After much debugging of the electrical and fuel injection systems, we have ignition!
For the intermediate term I’ll be using a custom-molded seat insert made with readily available (and cheap) two-part urethane foam. I have a kit of the Indy/F1 style foam, but it’s so expensive I’m going to learn what I can from the cheaper seat first. I’ve learned useful things already: on the first pour the bag doubled over or stuck to itself and the foam didn’t make its way to the thigh area, so the first attempt was scrapped. It was also useful, however, in finding out where to slice the foam to get it out of the car easily, and learning how thin the foam will make itself under high pressure areas (zero thickness). So for the second attempt I first lined the entire cockpit with two layers of 10mm energy-absorbing foam before pouring the 2-part foam.
As it expands the foam pushes hard against any constriction, like your body. When it hardens it’s almost too tight to fit back into. Many hours of sanding and cutting are needed to make the fit reasonable and comfortable. As it is, I can’t even get into the seat with my wallet in my pants pocket. At first I couldn’t even breathe in fully with the shoulder harness straps moderately tight.
Building the undertray started with building a surface large enough to hold it. It’s larger than it looks, so we had to laminate decorative plastic laminate onto two 4×8 foot sheets of plywood that had been trimmed to about 3×8 feet each. Then wood to form the side air dams was screwed down, and the radii filled with auto body putty. Next we cut plastic honeycomb and plywood pieces to fit, with the plywood located to pick up the attachment points on the frame and to protect the radiators on either side of the car. I built a hot-wire foam cutter from a tree saw handle, a piece of guitar wire, and an automobile battery charger, which I used to cut foam profiles for the leading edge of the floor. Then we laid the whole thing up with epoxy and two layers of fiberglass on the bottom and one on the top, and vacuum bagged the whole shebang. Vacuum bagging was made more difficult by the random tiny holes in the plastic sheeting, which we expediently fixed by adding a whole second sheet on top of the first.

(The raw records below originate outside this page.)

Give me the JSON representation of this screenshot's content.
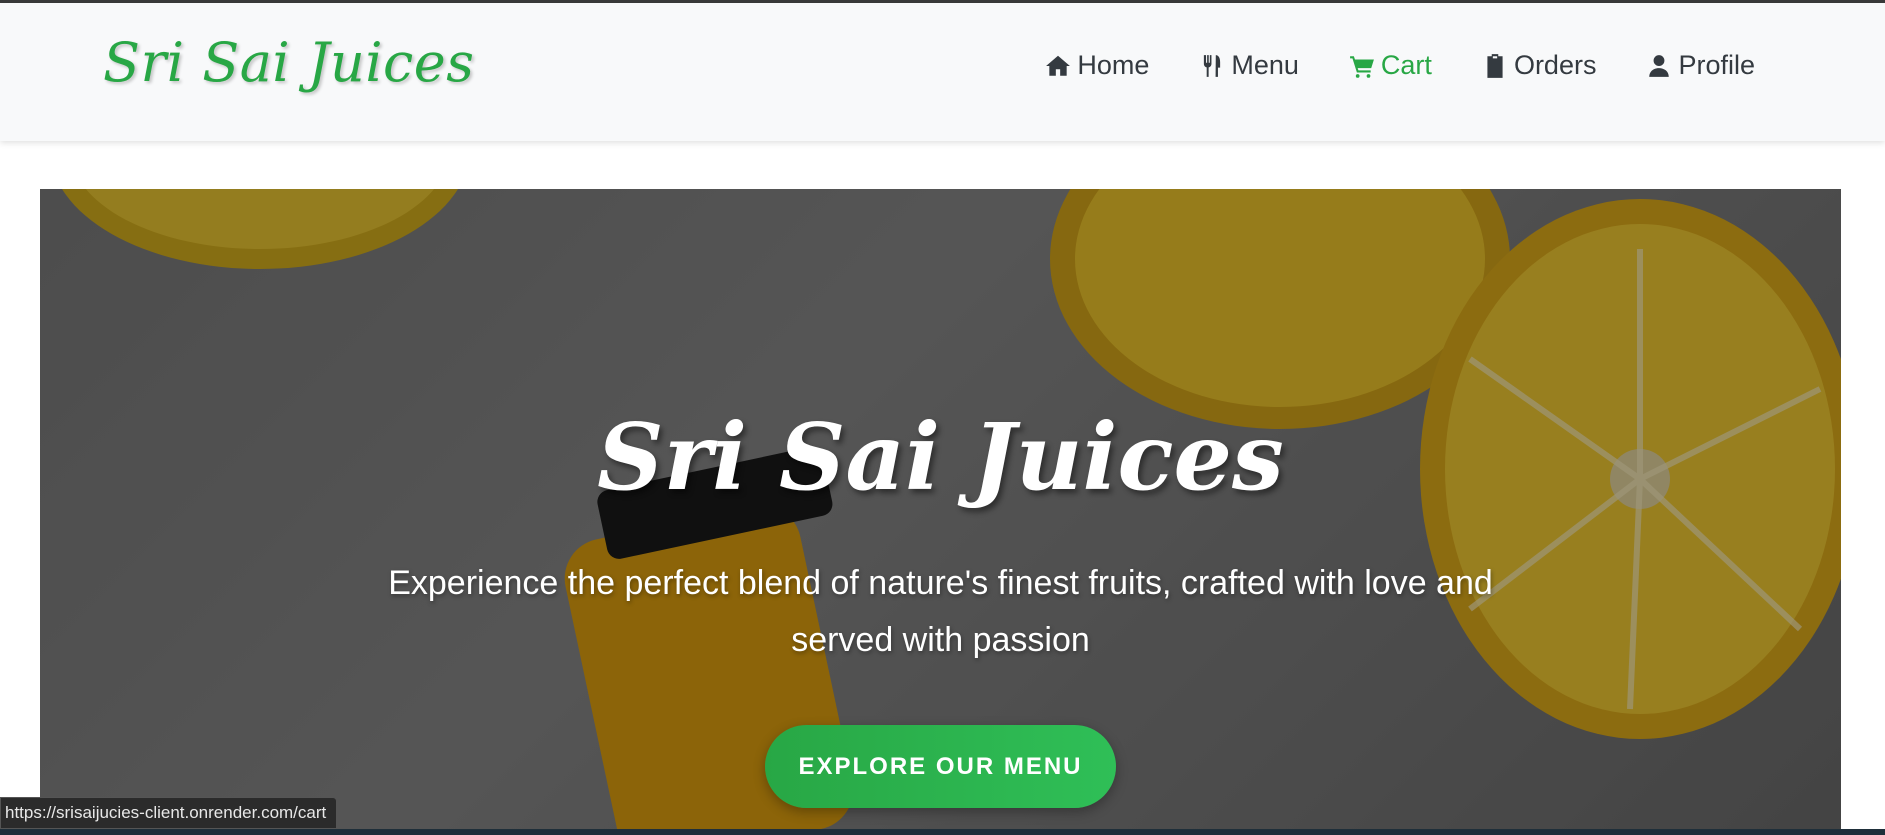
{
  "brand": "Sri Sai Juices",
  "nav": [
    {
      "label": "Home",
      "icon": "home-icon"
    },
    {
      "label": "Menu",
      "icon": "utensils-icon"
    },
    {
      "label": "Cart",
      "icon": "cart-icon",
      "active": true
    },
    {
      "label": "Orders",
      "icon": "clipboard-icon"
    },
    {
      "label": "Profile",
      "icon": "user-icon"
    }
  ],
  "hero": {
    "title": "Sri Sai Juices",
    "subtitle": "Experience the perfect blend of nature's finest fruits, crafted with love and served with passion",
    "button": "EXPLORE OUR MENU"
  },
  "status_url": "https://srisaijucies-client.onrender.com/cart",
  "colors": {
    "accent": "#28a745",
    "nav_text": "#343a40",
    "navbar_bg": "#f8f9fa"
  }
}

After debagging we painted it and found out the hard way that you can’t paint enamel over fresh epoxy in a humid climate. It never dried, and had to be scraped off like tar. Epoxy paint worked much better. We then mounted the undertray on the car, drilling mounting points through the plywood in the correct places. We had to fabricate a mount for the front of the undertray, which was a little tricky as we didn’t want to remove the fiberglass body panel under the driver’s legs so everything had to be done from the outside. We fabricated a small pylon from aluminum sheet and pop-riveted and epoxied it to the bottom of the body.
SCCA FB rules require a metallic or composite front impact attenuator. Can’t have cars running around on the track with a battering ram on the front… My impact attenuation structure, or crash box, consists of a carbon-fiber and honeycomb sandwich laid up directly on the inside of the fiberglass nose. The carbon fiber varies from four layers at the front to eight layers around the rear attachment points so that it will crush progressively from the front to the back. Cylindrical aluminum inserts are used in the honeycomb as hard mounting points for the wing to the nose and for the nose to the chassis. This area is designed to be strong enough not just to absorb impacts but to allow lifting the front of the car by the front wing.
Inside the nose of the race car will be a carbon-fiber and honeycomb sandwich impact attenuator. So now’s the time to learn how to do vacuum bagging and sandwich layup. Also epoxy. So many new skills…
Formula 1000 rules require a chain guard equivalent to 1/4″ aluminum to contain the chain in case of a break. I had the blank laser cut, then bent it on my tubing bender. After bending, it was sliced in two parts for easier access to the chain and rear sprocket, drilled and tapped for an overlapping tab, cross-drilled for mounting holes, and installed.
For proper protection in a crash, the driver’s head surround needs to be filled with foam. I placed an aluminum panel where I wanted the bottom of the foam to be, covered everything with plastic sheeting and poured two-part urethane foam into the cavity. The foam generates considerable pressure as it expands and cures, necessitating many iterations of trimming and fitting. I then sat in the car with the HANS device on, followed by many more iterations of trimming and fitting. Once the foam was cut to shape, I covered it in a single layer of fiberglass and epoxy, then painted it.